As her seven-year term as the University of Oxford’s Vice-Chancellor comes to an end, Professor Dame Louise Richardson reflects on the substantial difference philanthropy makes to the life and work of the University.
‘We often think of philanthropy as something new that’s been imposed on us or as a necessary evil occasioned by the times, but nothing could be further from the truth,’ says Professor Dame Louise Richardson. ‘One has only to look around these fabulous buildings – the Clarendon Building, the Divinity School, so many of the colleges – they were all built because of generous donors and philanthropists. Philanthropy is in our blood.’
Reflecting on her involvement in philanthropy over the past seven years, Professor Richardson is sanguine. ‘I enjoy it immensely,’ she says. ‘I think it’s a huge amount of fun.
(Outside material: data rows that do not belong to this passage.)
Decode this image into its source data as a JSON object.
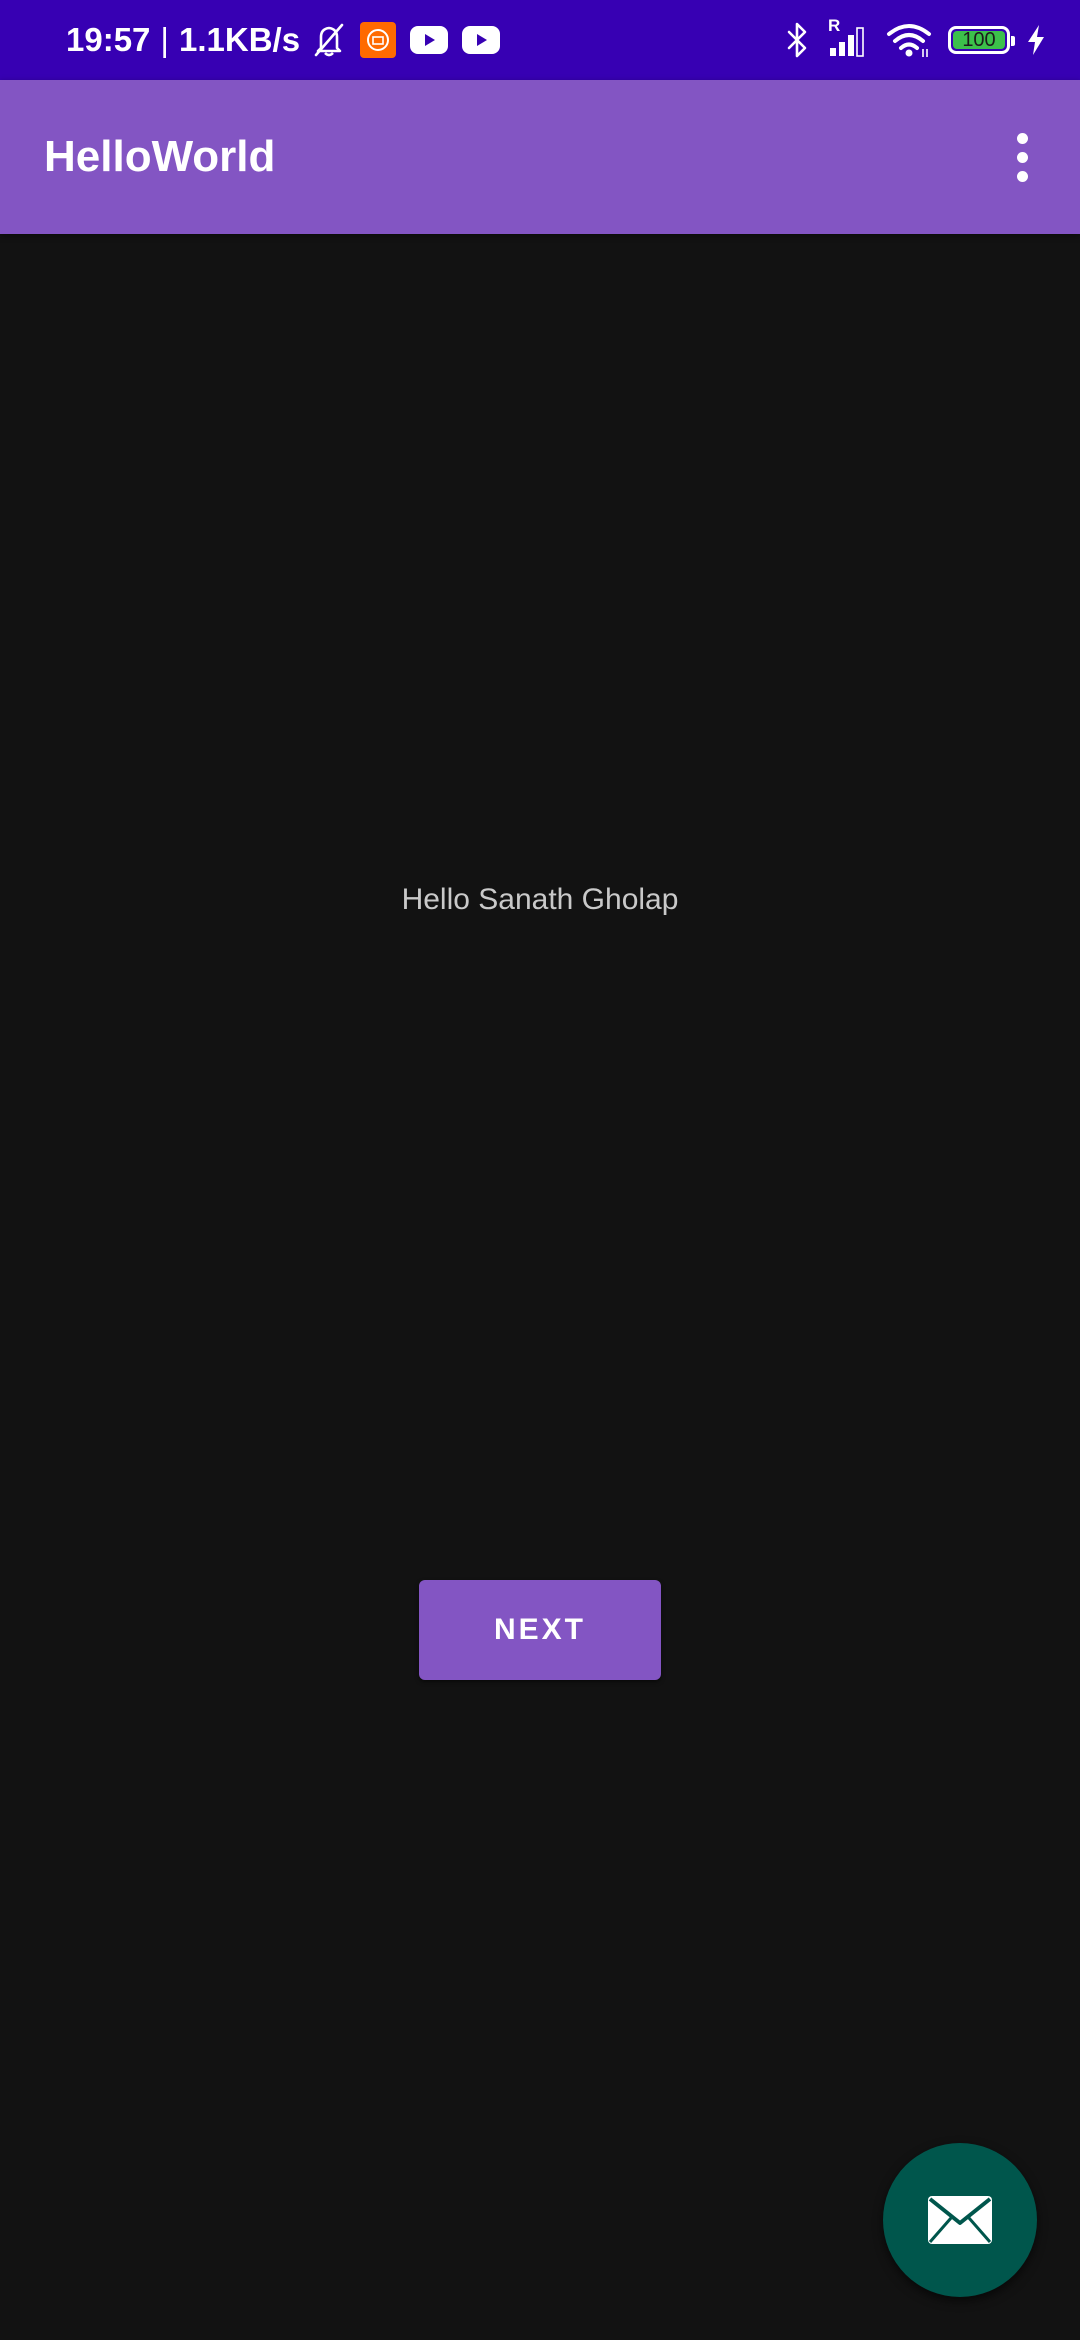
{
  "status_bar": {
    "time": "19:57",
    "separator": "|",
    "network_speed": "1.1KB/s",
    "battery_level": "100",
    "icons_left": [
      "bell-off-icon",
      "mi-app-icon",
      "youtube-icon",
      "youtube-icon"
    ],
    "icons_right": [
      "bluetooth-icon",
      "signal-roaming-icon",
      "wifi-icon",
      "battery-icon",
      "charging-icon"
    ],
    "roaming_label": "R",
    "background_color": "#3700b3"
  },
  "app_bar": {
    "title": "HelloWorld",
    "overflow_icon": "more-vert-icon",
    "background_color": "#8355c3"
  },
  "main": {
    "greeting": "Hello Sanath Gholap",
    "next_label": "NEXT"
  },
  "fab": {
    "icon": "mail-icon",
    "background_color": "#00564c"
  },
  "colors": {
    "background": "#121212",
    "accent": "#8355c3"
  }
}
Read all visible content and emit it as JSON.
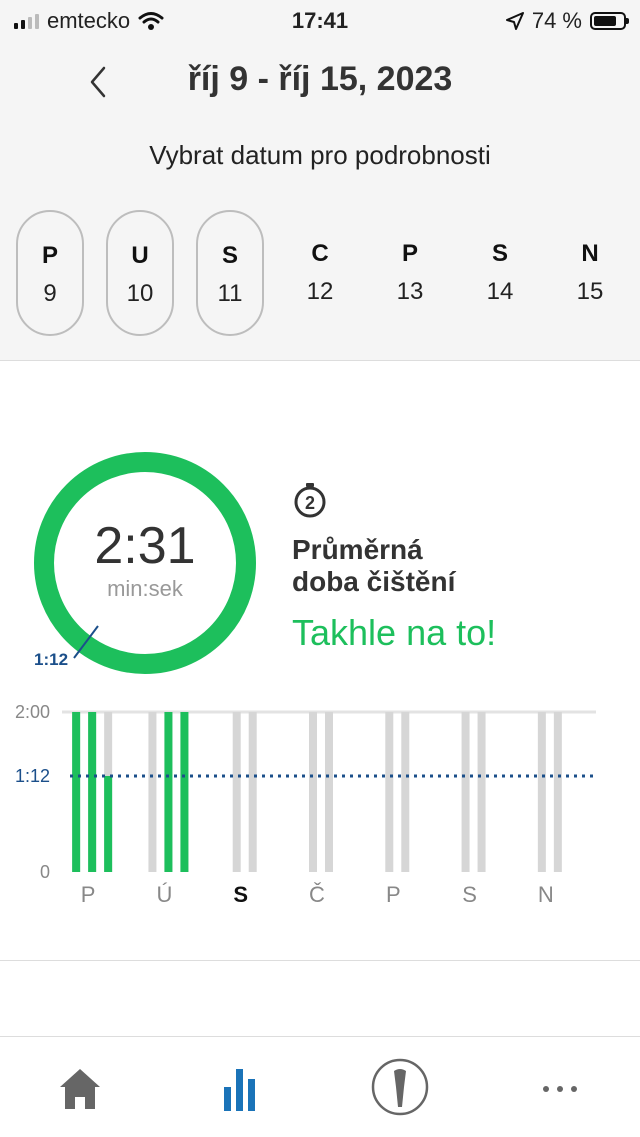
{
  "status_bar": {
    "carrier": "emtecko",
    "time": "17:41",
    "battery": "74 %",
    "icons": [
      "signal-icon",
      "wifi-icon",
      "location-arrow-icon",
      "battery-icon"
    ]
  },
  "header": {
    "week_title": "říj 9 - říj 15, 2023",
    "subtitle": "Vybrat datum pro podrobnosti",
    "days": [
      {
        "letter": "P",
        "num": "9",
        "has_data": true
      },
      {
        "letter": "U",
        "num": "10",
        "has_data": true
      },
      {
        "letter": "S",
        "num": "11",
        "has_data": true
      },
      {
        "letter": "C",
        "num": "12",
        "has_data": false
      },
      {
        "letter": "P",
        "num": "13",
        "has_data": false
      },
      {
        "letter": "S",
        "num": "14",
        "has_data": false
      },
      {
        "letter": "N",
        "num": "15",
        "has_data": false
      }
    ]
  },
  "summary": {
    "time": "2:31",
    "unit": "min:sek",
    "target_label": "1:12",
    "timer_badge": "2",
    "avg_label_line1": "Průměrná",
    "avg_label_line2": "doba čištění",
    "praise": "Takhle na to!"
  },
  "chart_data": {
    "type": "bar",
    "y_ticks": [
      "2:00",
      "1:12",
      "0"
    ],
    "ylim_seconds": [
      0,
      120
    ],
    "target_seconds": 72,
    "categories": [
      "P",
      "Ú",
      "S",
      "Č",
      "P",
      "S",
      "N"
    ],
    "highlighted_category": "S",
    "sessions_seconds": [
      [
        120,
        120,
        72
      ],
      [
        0,
        120,
        120
      ],
      [
        0,
        0
      ],
      [
        0,
        0
      ],
      [
        0,
        0
      ],
      [
        0,
        0
      ],
      [
        0,
        0
      ]
    ]
  },
  "colors": {
    "accent_green": "#1dbf5c",
    "target_blue": "#1b4f8a",
    "bar_empty": "#d6d6d6",
    "active_tab_blue": "#1a73b8"
  },
  "tabs": [
    {
      "name": "home-icon"
    },
    {
      "name": "stats-icon"
    },
    {
      "name": "toothbrush-icon"
    },
    {
      "name": "more-icon"
    }
  ]
}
I really enjoy meeting philanthropists and trying to persuade them of the importance and enduring value of what we do.’ With this in mind, her advice for Oxford’s next Vice-Chancellor, Professor Irene Tracey, is not entirely surprising: ‘Do not see philanthropy as a chore, but one of the most enjoyable aspects of this role.’
You can read more about how philanthropy has impacted the work at the University of Oxford, in the Vice-Chancellor’s full report below.